* **Problem**: What is needed is an exact copy of the records below, without the pictures.

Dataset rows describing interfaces
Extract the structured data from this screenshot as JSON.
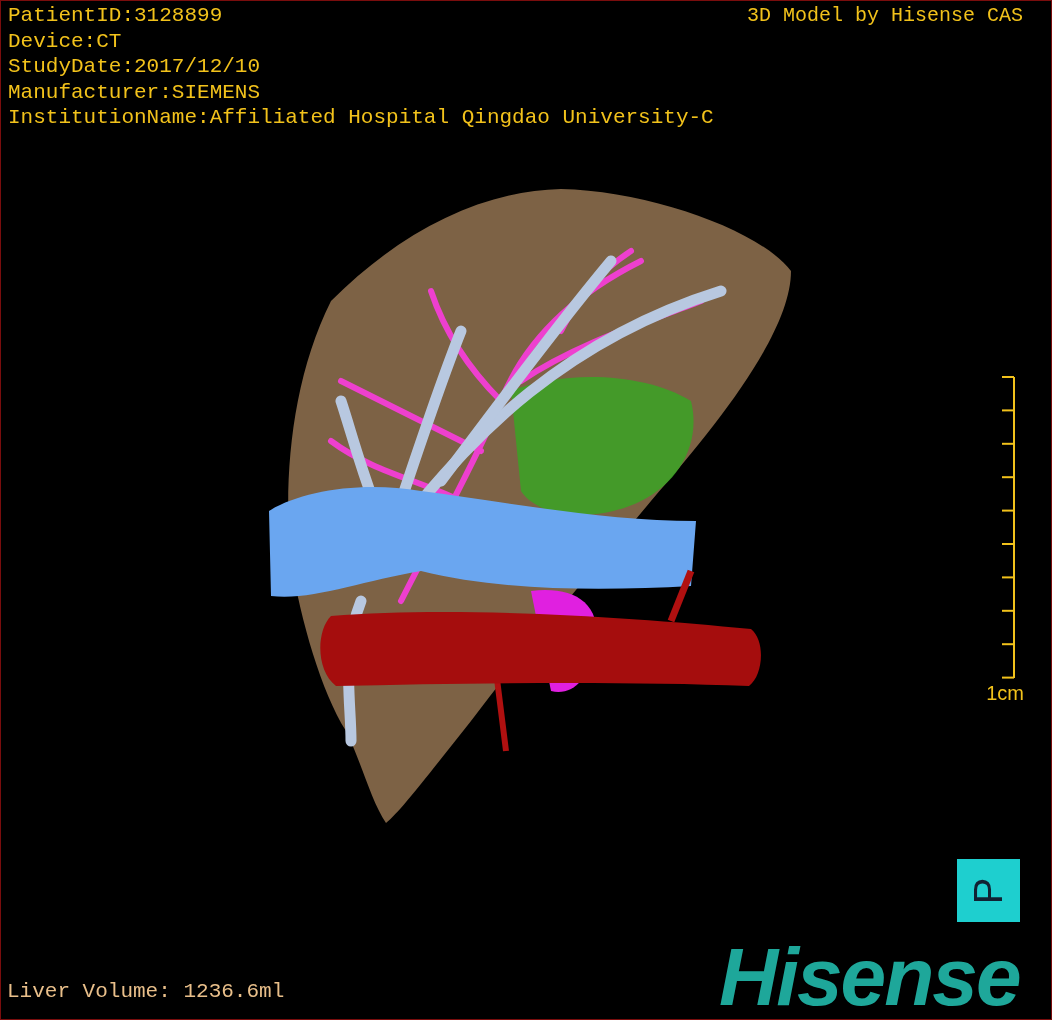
{
  "info_lines": [
    "PatientID:3128899",
    "Device:CT",
    "StudyDate:2017/12/10",
    "Manufacturer:SIEMENS",
    "InstitutionName:Affiliated Hospital Qingdao University-C"
  ],
  "model_credit": "3D Model by Hisense CAS",
  "scale_bar": {
    "label": "1cm"
  },
  "orientation_label": "P",
  "liver_volume": "Liver Volume: 1236.6ml",
  "logo": "Hisense"
}
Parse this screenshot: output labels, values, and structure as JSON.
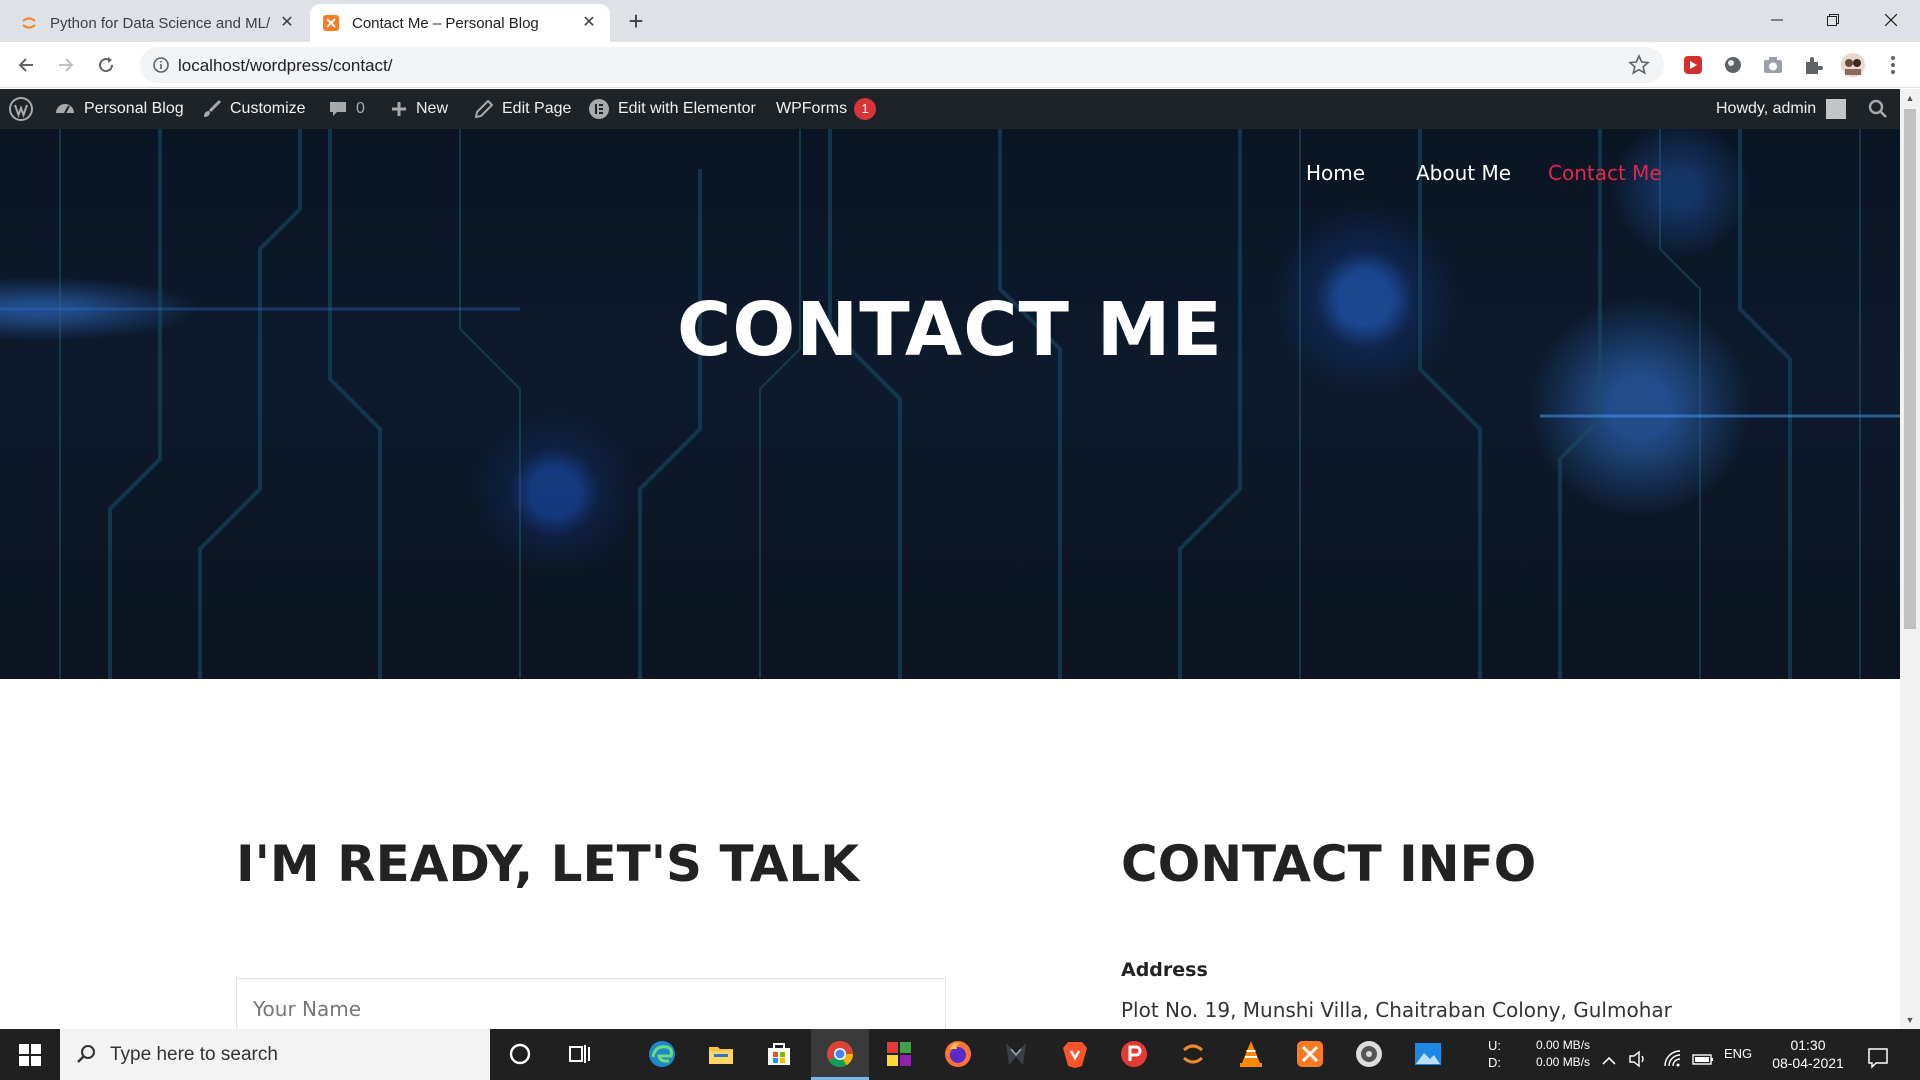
{
  "browser": {
    "tabs": [
      {
        "title": "Python for Data Science and ML/",
        "active": false
      },
      {
        "title": "Contact Me – Personal Blog",
        "active": true
      }
    ],
    "url": "localhost/wordpress/contact/"
  },
  "adminbar": {
    "site_name": "Personal Blog",
    "customize": "Customize",
    "comments_count": "0",
    "new": "New",
    "edit_page": "Edit Page",
    "elementor": "Edit with Elementor",
    "wpforms": "WPForms",
    "wpforms_badge": "1",
    "howdy": "Howdy, admin"
  },
  "hero": {
    "nav": [
      "Home",
      "About Me",
      "Contact Me"
    ],
    "active_nav_color": "#e2264d",
    "title": "CONTACT ME"
  },
  "content": {
    "left_heading": "I'M READY, LET'S TALK",
    "name_placeholder": "Your Name",
    "right_heading": "CONTACT INFO",
    "address_label": "Address",
    "address_line": "Plot No. 19, Munshi Villa, Chaitraban Colony, Gulmohar"
  },
  "taskbar": {
    "search_placeholder": "Type here to search",
    "net_upload_label": "U:",
    "net_download_label": "D:",
    "net_upload": "0.00 MB/s",
    "net_download": "0.00 MB/s",
    "language": "ENG",
    "time": "01:30",
    "date": "08-04-2021"
  }
}
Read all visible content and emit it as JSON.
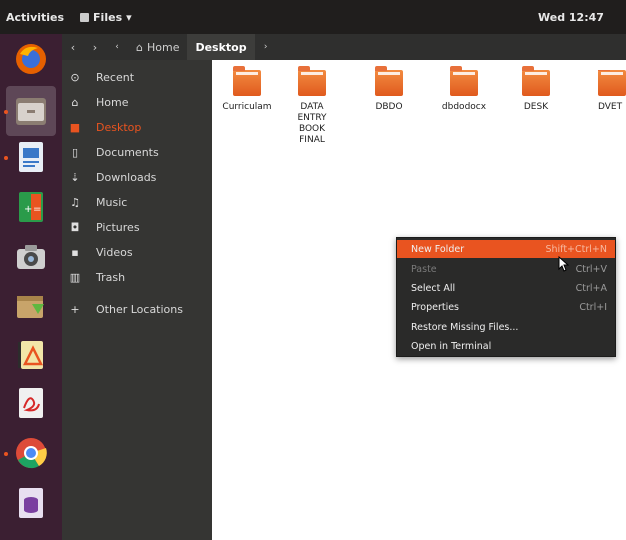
{
  "topbar": {
    "activities": "Activities",
    "app_name": "Files",
    "clock": "Wed 12:47"
  },
  "dock": {
    "items": [
      {
        "name": "firefox-icon",
        "color": "#e66000"
      },
      {
        "name": "files-icon",
        "color": "#8b7d72"
      },
      {
        "name": "writer-icon",
        "color": "#3a78c8"
      },
      {
        "name": "calc-icon",
        "color": "#2a9b4a"
      },
      {
        "name": "camera-icon",
        "color": "#9a9a9a"
      },
      {
        "name": "software-install-icon",
        "color": "#c8a46a"
      },
      {
        "name": "draw-icon",
        "color": "#2c2c2c"
      },
      {
        "name": "pdf-reader-icon",
        "color": "#d0d0d0"
      },
      {
        "name": "chrome-icon",
        "color": "#dd4b39"
      },
      {
        "name": "base-icon",
        "color": "#7a3fa0"
      }
    ]
  },
  "header": {
    "back": "‹",
    "forward": "›",
    "home_label": "Home",
    "current_label": "Desktop",
    "more": "›"
  },
  "sidebar": {
    "items": [
      {
        "label": "Recent",
        "icon": "clock-icon",
        "glyph": "⊙"
      },
      {
        "label": "Home",
        "icon": "home-icon",
        "glyph": "⌂"
      },
      {
        "label": "Desktop",
        "icon": "desktop-folder-icon",
        "glyph": "■"
      },
      {
        "label": "Documents",
        "icon": "document-icon",
        "glyph": "▯"
      },
      {
        "label": "Downloads",
        "icon": "download-icon",
        "glyph": "⇣"
      },
      {
        "label": "Music",
        "icon": "music-icon",
        "glyph": "♫"
      },
      {
        "label": "Pictures",
        "icon": "camera-icon",
        "glyph": "◘"
      },
      {
        "label": "Videos",
        "icon": "video-icon",
        "glyph": "▪"
      },
      {
        "label": "Trash",
        "icon": "trash-icon",
        "glyph": "▥"
      },
      {
        "label": "Other Locations",
        "icon": "plus-icon",
        "glyph": "+"
      }
    ]
  },
  "content": {
    "folders": [
      {
        "name": "Curriculam"
      },
      {
        "name": "DATA ENTRY BOOK FINAL"
      },
      {
        "name": "DBDO"
      },
      {
        "name": "dbdodocx"
      },
      {
        "name": "DESK"
      },
      {
        "name": "DVET"
      }
    ]
  },
  "context_menu": {
    "items": [
      {
        "label": "New Folder",
        "shortcut": "Shift+Ctrl+N",
        "state": "highlight"
      },
      {
        "label": "Paste",
        "shortcut": "Ctrl+V",
        "state": "disabled"
      },
      {
        "label": "Select All",
        "shortcut": "Ctrl+A",
        "state": "normal"
      },
      {
        "label": "Properties",
        "shortcut": "Ctrl+I",
        "state": "normal"
      },
      {
        "label": "Restore Missing Files...",
        "shortcut": "",
        "state": "normal"
      },
      {
        "label": "Open in Terminal",
        "shortcut": "",
        "state": "normal"
      }
    ]
  },
  "colors": {
    "accent": "#e95420",
    "dock_bg": "#3b1f32",
    "sidebar_bg": "#353533"
  }
}
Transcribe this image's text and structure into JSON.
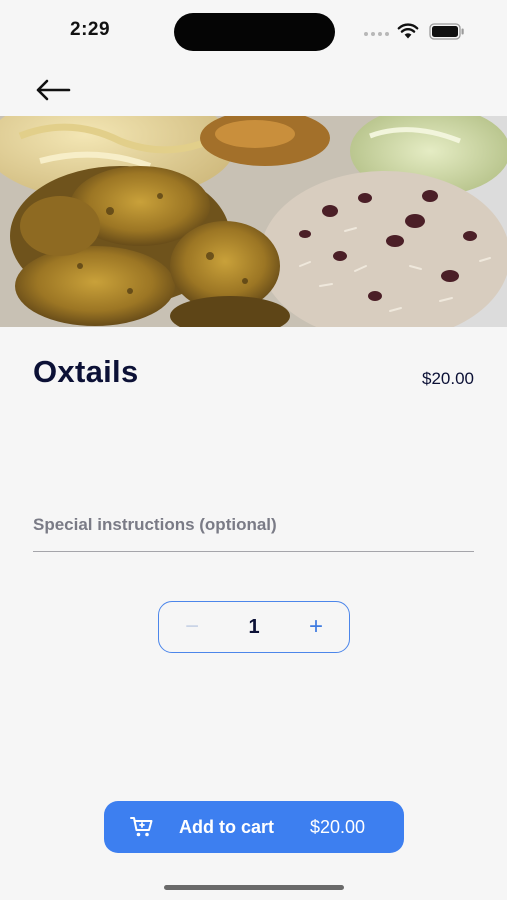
{
  "status_bar": {
    "time": "2:29",
    "icons": [
      "cellular-signal-icon",
      "wifi-icon",
      "battery-icon"
    ]
  },
  "nav": {
    "back_icon": "arrow-left-icon"
  },
  "item": {
    "name": "Oxtails",
    "price": "$20.00",
    "image_icon": "food-photo"
  },
  "instructions": {
    "placeholder": "Special instructions (optional)",
    "value": ""
  },
  "quantity": {
    "value": "1",
    "decrement_label": "−",
    "increment_label": "+"
  },
  "add_to_cart": {
    "label": "Add to cart",
    "price": "$20.00",
    "icon": "cart-icon"
  },
  "colors": {
    "accent": "#3d7ff0",
    "background": "#f6f6f6",
    "title": "#0c1136",
    "placeholder": "#7a7b86"
  }
}
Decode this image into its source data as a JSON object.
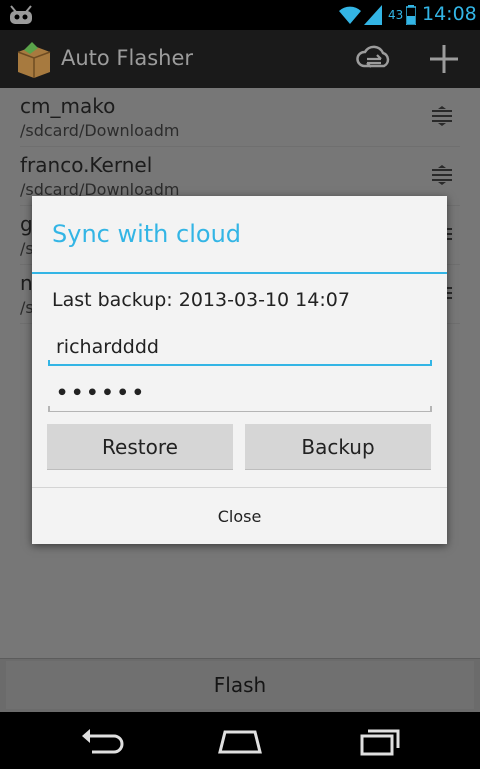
{
  "status_bar": {
    "battery_percent": "43",
    "time": "14:08",
    "accent_color": "#33b5e5"
  },
  "action_bar": {
    "title": "Auto Flasher",
    "icons": [
      "app-box-icon",
      "cloud-sync-icon",
      "add-icon"
    ]
  },
  "list": {
    "items": [
      {
        "name": "cm_mako",
        "path": "/sdcard/Downloadm"
      },
      {
        "name": "franco.Kernel",
        "path": "/sdcard/Downloadm"
      },
      {
        "name": "g",
        "path": "/s"
      },
      {
        "name": "n",
        "path": "/s"
      }
    ]
  },
  "flash_button": "Flash",
  "dialog": {
    "title": "Sync with cloud",
    "last_backup": "Last backup: 2013-03-10 14:07",
    "username_value": "richardddd",
    "password_value": "••••••",
    "restore_label": "Restore",
    "backup_label": "Backup",
    "close_label": "Close"
  },
  "nav": {
    "icons": [
      "back-icon",
      "home-icon",
      "recents-icon"
    ]
  }
}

* **Response to this exercise**:
Extract the structured data from this screenshot as JSON.
{
  "info_lines": [
    "PatientID:3128899",
    "Device:CT",
    "StudyDate:2017/12/10",
    "Manufacturer:SIEMENS",
    "InstitutionName:Affiliated Hospital Qingdao University-C"
  ],
  "model_credit": "3D Model by Hisense CAS",
  "scale_bar": {
    "label": "1cm"
  },
  "orientation_label": "P",
  "liver_volume": "Liver Volume: 1236.6ml",
  "logo": "Hisense"
}
Parse this screenshot: output labels, values, and structure as JSON.
{
  "browser": {
    "tabs": [
      {
        "title": "Python for Data Science and ML/",
        "active": false
      },
      {
        "title": "Contact Me – Personal Blog",
        "active": true
      }
    ],
    "url": "localhost/wordpress/contact/"
  },
  "adminbar": {
    "site_name": "Personal Blog",
    "customize": "Customize",
    "comments_count": "0",
    "new": "New",
    "edit_page": "Edit Page",
    "elementor": "Edit with Elementor",
    "wpforms": "WPForms",
    "wpforms_badge": "1",
    "howdy": "Howdy, admin"
  },
  "hero": {
    "nav": [
      "Home",
      "About Me",
      "Contact Me"
    ],
    "active_nav_color": "#e2264d",
    "title": "CONTACT ME"
  },
  "content": {
    "left_heading": "I'M READY, LET'S TALK",
    "name_placeholder": "Your Name",
    "right_heading": "CONTACT INFO",
    "address_label": "Address",
    "address_line": "Plot No. 19, Munshi Villa, Chaitraban Colony, Gulmohar"
  },
  "taskbar": {
    "search_placeholder": "Type here to search",
    "net_upload_label": "U:",
    "net_download_label": "D:",
    "net_upload": "0.00 MB/s",
    "net_download": "0.00 MB/s",
    "language": "ENG",
    "time": "01:30",
    "date": "08-04-2021"
  }
}
Read all visible content and emit it as JSON.
{
  "topbar": {
    "activities": "Activities",
    "app_name": "Files",
    "clock": "Wed 12:47"
  },
  "dock": {
    "items": [
      {
        "name": "firefox-icon",
        "color": "#e66000"
      },
      {
        "name": "files-icon",
        "color": "#8b7d72"
      },
      {
        "name": "writer-icon",
        "color": "#3a78c8"
      },
      {
        "name": "calc-icon",
        "color": "#2a9b4a"
      },
      {
        "name": "camera-icon",
        "color": "#9a9a9a"
      },
      {
        "name": "software-install-icon",
        "color": "#c8a46a"
      },
      {
        "name": "draw-icon",
        "color": "#2c2c2c"
      },
      {
        "name": "pdf-reader-icon",
        "color": "#d0d0d0"
      },
      {
        "name": "chrome-icon",
        "color": "#dd4b39"
      },
      {
        "name": "base-icon",
        "color": "#7a3fa0"
      }
    ]
  },
  "header": {
    "back": "‹",
    "forward": "›",
    "home_label": "Home",
    "current_label": "Desktop",
    "more": "›"
  },
  "sidebar": {
    "items": [
      {
        "label": "Recent",
        "icon": "clock-icon",
        "glyph": "⊙"
      },
      {
        "label": "Home",
        "icon": "home-icon",
        "glyph": "⌂"
      },
      {
        "label": "Desktop",
        "icon": "desktop-folder-icon",
        "glyph": "■"
      },
      {
        "label": "Documents",
        "icon": "document-icon",
        "glyph": "▯"
      },
      {
        "label": "Downloads",
        "icon": "download-icon",
        "glyph": "⇣"
      },
      {
        "label": "Music",
        "icon": "music-icon",
        "glyph": "♫"
      },
      {
        "label": "Pictures",
        "icon": "camera-icon",
        "glyph": "◘"
      },
      {
        "label": "Videos",
        "icon": "video-icon",
        "glyph": "▪"
      },
      {
        "label": "Trash",
        "icon": "trash-icon",
        "glyph": "▥"
      },
      {
        "label": "Other Locations",
        "icon": "plus-icon",
        "glyph": "+"
      }
    ]
  },
  "content": {
    "folders": [
      {
        "name": "Curriculam"
      },
      {
        "name": "DATA ENTRY BOOK FINAL"
      },
      {
        "name": "DBDO"
      },
      {
        "name": "dbdodocx"
      },
      {
        "name": "DESK"
      },
      {
        "name": "DVET"
      }
    ]
  },
  "context_menu": {
    "items": [
      {
        "label": "New Folder",
        "shortcut": "Shift+Ctrl+N",
        "state": "highlight"
      },
      {
        "label": "Paste",
        "shortcut": "Ctrl+V",
        "state": "disabled"
      },
      {
        "label": "Select All",
        "shortcut": "Ctrl+A",
        "state": "normal"
      },
      {
        "label": "Properties",
        "shortcut": "Ctrl+I",
        "state": "normal"
      },
      {
        "label": "Restore Missing Files...",
        "shortcut": "",
        "state": "normal"
      },
      {
        "label": "Open in Terminal",
        "shortcut": "",
        "state": "normal"
      }
    ]
  },
  "colors": {
    "accent": "#e95420",
    "dock_bg": "#3b1f32",
    "sidebar_bg": "#353533"
  }
}
Transcribe this image's text and structure into JSON.
{
  "status_bar": {
    "time": "2:29",
    "icons": [
      "cellular-signal-icon",
      "wifi-icon",
      "battery-icon"
    ]
  },
  "nav": {
    "back_icon": "arrow-left-icon"
  },
  "item": {
    "name": "Oxtails",
    "price": "$20.00",
    "image_icon": "food-photo"
  },
  "instructions": {
    "placeholder": "Special instructions (optional)",
    "value": ""
  },
  "quantity": {
    "value": "1",
    "decrement_label": "−",
    "increment_label": "+"
  },
  "add_to_cart": {
    "label": "Add to cart",
    "price": "$20.00",
    "icon": "cart-icon"
  },
  "colors": {
    "accent": "#3d7ff0",
    "background": "#f6f6f6",
    "title": "#0c1136",
    "placeholder": "#7a7b86"
  }
}
Decode this image into its source data as a JSON object.
{
  "status_bar": {
    "battery_percent": "43",
    "time": "14:08",
    "accent_color": "#33b5e5"
  },
  "action_bar": {
    "title": "Auto Flasher",
    "icons": [
      "app-box-icon",
      "cloud-sync-icon",
      "add-icon"
    ]
  },
  "list": {
    "items": [
      {
        "name": "cm_mako",
        "path": "/sdcard/Downloadm"
      },
      {
        "name": "franco.Kernel",
        "path": "/sdcard/Downloadm"
      },
      {
        "name": "g",
        "path": "/s"
      },
      {
        "name": "n",
        "path": "/s"
      }
    ]
  },
  "flash_button": "Flash",
  "dialog": {
    "title": "Sync with cloud",
    "last_backup": "Last backup: 2013-03-10 14:07",
    "username_value": "richardddd",
    "password_value": "••••••",
    "restore_label": "Restore",
    "backup_label": "Backup",
    "close_label": "Close"
  },
  "nav": {
    "icons": [
      "back-icon",
      "home-icon",
      "recents-icon"
    ]
  }
}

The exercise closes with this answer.